A faithful, picture-free copy of the listing below is required.

GIVEN ENTRIES below:

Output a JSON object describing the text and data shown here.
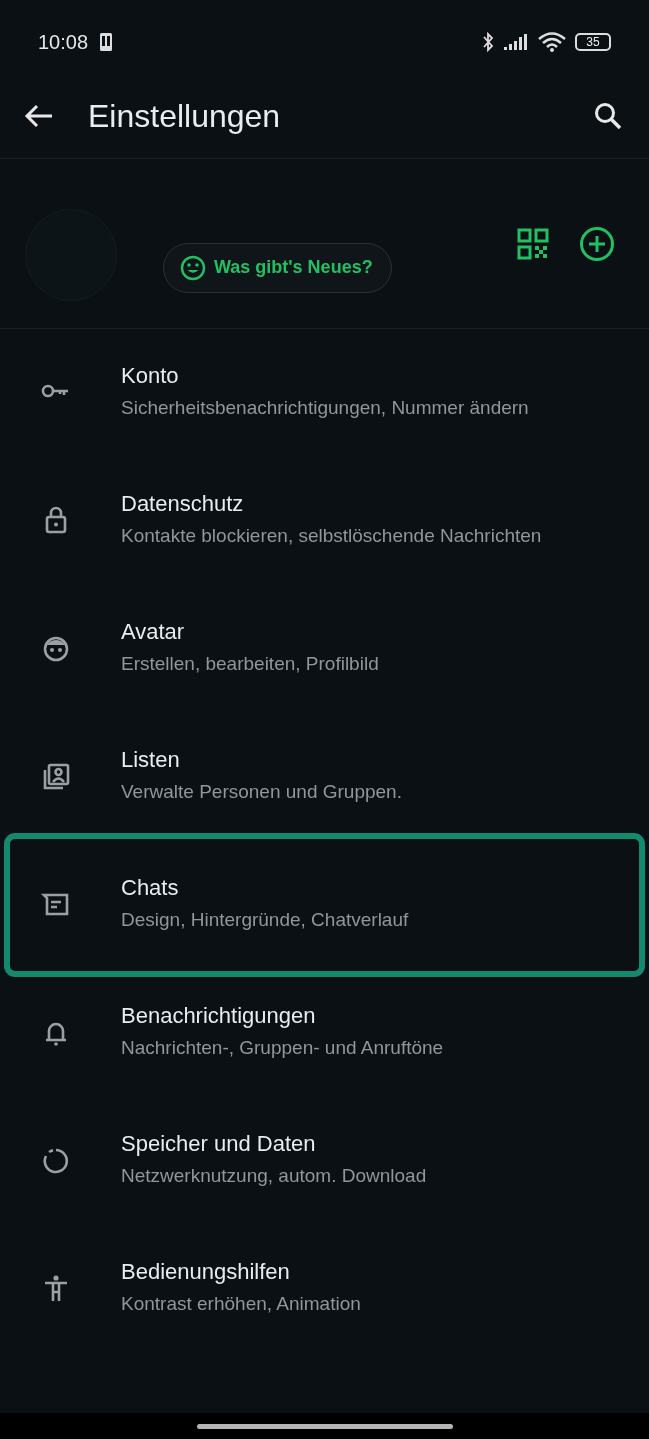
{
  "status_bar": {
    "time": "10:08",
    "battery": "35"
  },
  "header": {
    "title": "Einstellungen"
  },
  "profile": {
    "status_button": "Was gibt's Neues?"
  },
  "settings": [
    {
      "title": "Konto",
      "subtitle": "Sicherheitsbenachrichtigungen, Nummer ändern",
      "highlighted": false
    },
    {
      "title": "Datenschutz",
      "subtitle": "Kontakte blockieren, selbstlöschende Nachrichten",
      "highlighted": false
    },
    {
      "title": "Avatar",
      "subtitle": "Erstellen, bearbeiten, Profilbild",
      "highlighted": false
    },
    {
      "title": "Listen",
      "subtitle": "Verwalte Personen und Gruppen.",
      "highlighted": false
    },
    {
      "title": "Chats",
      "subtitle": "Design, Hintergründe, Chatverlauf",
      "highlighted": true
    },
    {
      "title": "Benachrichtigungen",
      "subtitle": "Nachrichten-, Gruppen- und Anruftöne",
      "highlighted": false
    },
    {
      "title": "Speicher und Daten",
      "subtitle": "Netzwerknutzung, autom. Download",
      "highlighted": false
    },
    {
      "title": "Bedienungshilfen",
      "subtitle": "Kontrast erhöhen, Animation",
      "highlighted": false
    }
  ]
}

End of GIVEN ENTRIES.

◆ **EXERCISE SOLUTION**:
Output a JSON object describing the text and data shown here.
{
  "status_bar": {
    "time": "10:08",
    "battery": "35"
  },
  "header": {
    "title": "Einstellungen"
  },
  "profile": {
    "status_button": "Was gibt's Neues?"
  },
  "settings": [
    {
      "title": "Konto",
      "subtitle": "Sicherheitsbenachrichtigungen, Nummer ändern",
      "highlighted": false
    },
    {
      "title": "Datenschutz",
      "subtitle": "Kontakte blockieren, selbstlöschende Nachrichten",
      "highlighted": false
    },
    {
      "title": "Avatar",
      "subtitle": "Erstellen, bearbeiten, Profilbild",
      "highlighted": false
    },
    {
      "title": "Listen",
      "subtitle": "Verwalte Personen und Gruppen.",
      "highlighted": false
    },
    {
      "title": "Chats",
      "subtitle": "Design, Hintergründe, Chatverlauf",
      "highlighted": true
    },
    {
      "title": "Benachrichtigungen",
      "subtitle": "Nachrichten-, Gruppen- und Anruftöne",
      "highlighted": false
    },
    {
      "title": "Speicher und Daten",
      "subtitle": "Netzwerknutzung, autom. Download",
      "highlighted": false
    },
    {
      "title": "Bedienungshilfen",
      "subtitle": "Kontrast erhöhen, Animation",
      "highlighted": false
    }
  ]
}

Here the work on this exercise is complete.